Curricular areas in this unit (in addition to social studies) include language arts, math, fine arts, and science. In language arts, the children engaged in a variety of reading, writing, listening, and speaking activities. Students wrote poems that were set to music, and they wrote creative pieces imagining the adventures of their travelmates. In mathematics, the children solved problems involving estimation, probability, and measurement. In fine arts, students learned about making masks, appreciating music from other countries, designing clothes, and creating skits. A highlight in science involved hands-on experiments based on the Los Angeles earthquake, a natural disaster that two travelmates survived. Similarly, a lesson on volcanoes was prepared upon receiving postcards from Mt. St. Helens and Hawaii. Cultural diets and nutrition were also examined, and students even prepared an Indonesian meal for the class as part of a group research presentation.
Significant knowledge, skills, and values were acquired. Students:
learned map skills and could identify the continents and oceans;
gained information about specific places and events;
became more familiar with cross-cultural similarities and differences and human-environmental interactions;
acquired research skills and understanding about framing questions for inquiry;
and perhaps most important, learned the value and power of
collaboration and cooperation, not only within the classroom community, but also from those who took the time to affirm the childrens experience by keeping the travelmates circulating.
Preparing students for life in our technological and diverse world requires that teachers embed technology in significant learning experiences. This article has described how technology can support an existing curriculum unit and how such applications serve as powerful tools for heightening students motivation to learn while deepening their understanding about the world, and their connection to a global community.
McCarty, D. (1993). Travelmates: Geography for kids (and stuffed pets). Teaching K-8, 23(7), 32-35.
McCoy, J. (1990). Databases in the social studies: Not why but how. Social Studies and the Young Learner, 3(2), 13-15.
About the Authors
Joseph A. Braun, Jr. is Professor of Elementary Social Studies in
the Department of Curriculum and Instruction, Illinois State University, Normal, IL.
Christine Kraft is Faculty Associate at Illinois State Universitys Metcalf Laboratory School.
Figure 1. Travelmate Directions

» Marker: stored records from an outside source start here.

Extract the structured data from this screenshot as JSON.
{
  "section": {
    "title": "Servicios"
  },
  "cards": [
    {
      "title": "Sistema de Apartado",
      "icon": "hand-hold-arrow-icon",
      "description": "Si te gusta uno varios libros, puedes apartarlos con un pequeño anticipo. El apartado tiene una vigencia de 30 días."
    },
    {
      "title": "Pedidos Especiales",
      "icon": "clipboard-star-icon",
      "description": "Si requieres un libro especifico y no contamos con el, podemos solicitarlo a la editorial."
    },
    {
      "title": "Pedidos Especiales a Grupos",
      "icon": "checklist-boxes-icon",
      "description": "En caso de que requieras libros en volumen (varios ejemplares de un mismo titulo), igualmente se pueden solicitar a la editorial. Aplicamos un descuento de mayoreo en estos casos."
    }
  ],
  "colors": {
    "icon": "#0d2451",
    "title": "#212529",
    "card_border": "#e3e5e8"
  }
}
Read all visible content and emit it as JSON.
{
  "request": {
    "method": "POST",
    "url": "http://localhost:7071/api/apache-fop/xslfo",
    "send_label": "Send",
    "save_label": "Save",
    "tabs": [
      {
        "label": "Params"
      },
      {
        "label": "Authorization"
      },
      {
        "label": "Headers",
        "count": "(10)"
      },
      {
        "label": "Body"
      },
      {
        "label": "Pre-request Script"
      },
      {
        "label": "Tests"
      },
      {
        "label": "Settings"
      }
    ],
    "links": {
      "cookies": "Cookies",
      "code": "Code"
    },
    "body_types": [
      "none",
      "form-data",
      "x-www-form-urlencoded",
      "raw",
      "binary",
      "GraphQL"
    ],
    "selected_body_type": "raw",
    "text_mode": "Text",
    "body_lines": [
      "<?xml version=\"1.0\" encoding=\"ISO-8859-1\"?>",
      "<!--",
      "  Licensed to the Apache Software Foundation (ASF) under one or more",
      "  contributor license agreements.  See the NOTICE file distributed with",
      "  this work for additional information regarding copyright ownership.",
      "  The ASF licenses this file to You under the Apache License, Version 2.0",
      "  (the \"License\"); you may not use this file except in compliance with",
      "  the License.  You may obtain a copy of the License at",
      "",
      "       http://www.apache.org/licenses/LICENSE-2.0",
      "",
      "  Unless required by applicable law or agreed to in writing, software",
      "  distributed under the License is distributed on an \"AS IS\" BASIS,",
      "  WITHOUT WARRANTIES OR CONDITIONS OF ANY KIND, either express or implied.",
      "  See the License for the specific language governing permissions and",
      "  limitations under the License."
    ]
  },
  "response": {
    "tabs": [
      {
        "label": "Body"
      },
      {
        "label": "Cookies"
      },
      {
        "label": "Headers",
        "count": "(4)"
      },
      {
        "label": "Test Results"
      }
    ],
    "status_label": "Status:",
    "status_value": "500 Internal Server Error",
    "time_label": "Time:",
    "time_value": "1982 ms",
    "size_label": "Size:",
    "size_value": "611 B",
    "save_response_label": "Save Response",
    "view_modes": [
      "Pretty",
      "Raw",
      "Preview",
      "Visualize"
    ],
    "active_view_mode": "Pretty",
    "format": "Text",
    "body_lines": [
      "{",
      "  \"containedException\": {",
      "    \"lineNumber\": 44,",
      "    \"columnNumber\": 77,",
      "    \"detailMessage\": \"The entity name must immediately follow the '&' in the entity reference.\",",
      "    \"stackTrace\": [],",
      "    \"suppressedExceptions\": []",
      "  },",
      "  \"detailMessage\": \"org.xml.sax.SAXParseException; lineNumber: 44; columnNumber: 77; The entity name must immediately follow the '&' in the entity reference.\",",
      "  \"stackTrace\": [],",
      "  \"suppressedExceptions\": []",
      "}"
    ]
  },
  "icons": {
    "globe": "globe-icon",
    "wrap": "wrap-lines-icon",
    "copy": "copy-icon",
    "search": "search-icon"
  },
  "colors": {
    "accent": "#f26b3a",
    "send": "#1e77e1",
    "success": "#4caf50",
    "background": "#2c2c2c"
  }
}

1. Pass travelmates person to person.
Please only pass the travelmate to someone who is responsible and willing to follow these directions.
2. Make an entry in the travelmates journal.
Please include the date, location, and interesting information about the geography, population, and culture as well as personal comments regarding the travelmates stop.
3. Send a postcard back to Metcalf School to let us know how the travelmate is doing and where it has been. You may also include souvenirs in the bag. Please label them.
4. Be sure the travelmate returns to Metcalf School by April 1, 1994. You may send it C.O.D. if you wish.